Cannibal virus `discovered` in Antarctica
Scientists claim to have discovered a cannibal virus that "eats its own" and encourage faster growth of the host algae population in Antarctica.
Washington: Scientists claim to have
discovered a cannibal virus that "eats its own" and encourage
faster growth of the host algae population in Antarctica.
An international team, led by Prof Rick Cavicchioli
of University of New South Wales, has found the virus, called
Organic Lake Virophage or OLV, in a hypersaline lake near the
Davis station in the white continent, the `Proceedings of the
National Academies of Science` journal reported.
The virus is only the third "virophage" discovered.

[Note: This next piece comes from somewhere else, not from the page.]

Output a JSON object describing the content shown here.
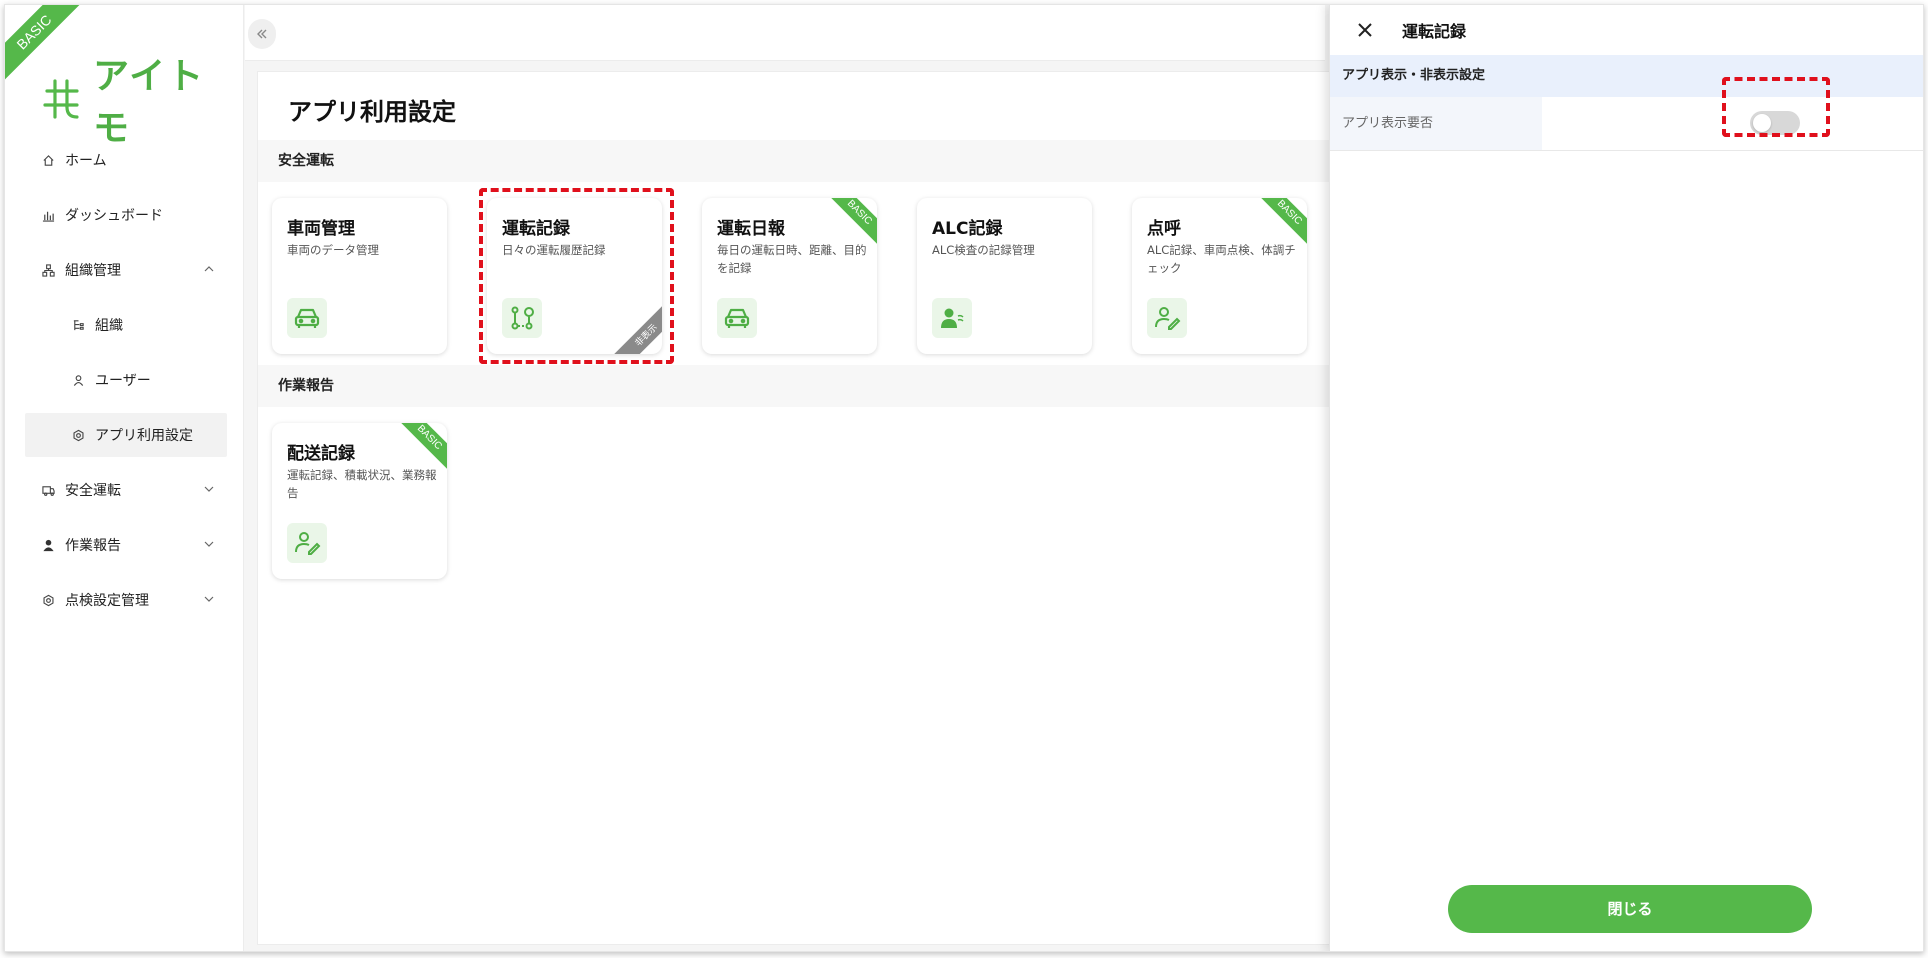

The first one, called Sputnik, was discovered in 2008 and the
second one, Mavirus, was discovered earlier this year.
Viruses reproduce by infecting host cells and using

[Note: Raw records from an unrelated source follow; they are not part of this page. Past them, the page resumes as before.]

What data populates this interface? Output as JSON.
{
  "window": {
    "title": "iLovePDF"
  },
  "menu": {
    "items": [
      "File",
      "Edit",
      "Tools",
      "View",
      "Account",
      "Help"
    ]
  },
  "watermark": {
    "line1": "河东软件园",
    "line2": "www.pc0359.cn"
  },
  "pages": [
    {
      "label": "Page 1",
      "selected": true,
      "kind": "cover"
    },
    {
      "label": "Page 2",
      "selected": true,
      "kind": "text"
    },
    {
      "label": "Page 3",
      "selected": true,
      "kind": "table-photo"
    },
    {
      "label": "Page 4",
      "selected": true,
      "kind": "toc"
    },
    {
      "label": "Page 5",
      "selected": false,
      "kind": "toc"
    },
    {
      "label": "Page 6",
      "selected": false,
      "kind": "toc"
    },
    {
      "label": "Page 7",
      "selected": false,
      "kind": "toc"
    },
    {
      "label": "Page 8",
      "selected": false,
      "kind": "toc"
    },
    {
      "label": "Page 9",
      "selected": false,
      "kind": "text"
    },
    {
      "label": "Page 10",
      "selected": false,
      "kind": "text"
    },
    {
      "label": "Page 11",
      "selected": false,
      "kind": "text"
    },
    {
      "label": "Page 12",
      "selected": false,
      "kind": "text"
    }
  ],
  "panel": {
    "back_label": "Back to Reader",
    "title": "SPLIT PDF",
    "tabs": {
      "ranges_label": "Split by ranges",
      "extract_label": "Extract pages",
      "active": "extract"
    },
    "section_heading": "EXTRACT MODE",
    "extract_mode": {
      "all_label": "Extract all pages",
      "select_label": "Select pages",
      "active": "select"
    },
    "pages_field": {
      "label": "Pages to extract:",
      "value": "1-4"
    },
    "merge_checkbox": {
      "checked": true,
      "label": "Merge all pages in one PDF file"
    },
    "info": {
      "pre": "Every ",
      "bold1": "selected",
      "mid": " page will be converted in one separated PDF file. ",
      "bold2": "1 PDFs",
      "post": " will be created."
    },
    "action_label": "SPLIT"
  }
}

cell`s molecular machinery to make multiple copies of their
own genome and to package these genomes into protein shells.
A virophage is different in that it targets a host cell that
is already infected by a "regular" virus.
Prof Cavicchioli`s team found OLV associated with
a group of giant "phycodnaviruses", or PVs, that infect algae
and consequently help control algal blooms. Like Sputnik and
Mavirus, OLV`s genome includes genes that it collected from
the Organic Lake phycodnaviruses, confirming the predator-prey
The discovery of a virophage in Organic Lake adds new
complexity to the dynamics of the microbial community in the
Antarctic system, says Prof Cavicchioli whose team modelled
the impact of OLV as a predator in the marine system.
"By reducing the number of PVs in the community,
OLV shortens the time it takes for the host algae population
to recover. Modelling shows that the virophage stimulates
secondary production through the microbial loop by reducing
overall mortality of the host algal cell after a bloom, and by
increasing frequency of blooms during the summer periods.
"Antarctic lake systems have evolved mechanisms to
cope with long light-dark cycles and a limited food web. In
Organic Lake and similar systems, a decrease in PV activity
may be instrumental in maintaining the stability of the
microbial food web," he said.
While OLV was the dominant virophage in Organic Lake,
the team says that there are other related virophages present.
The scientists have also found genome sequences that
match OLV from nearby Ace Lake. And there may be many more
virophages waiting to be discovered.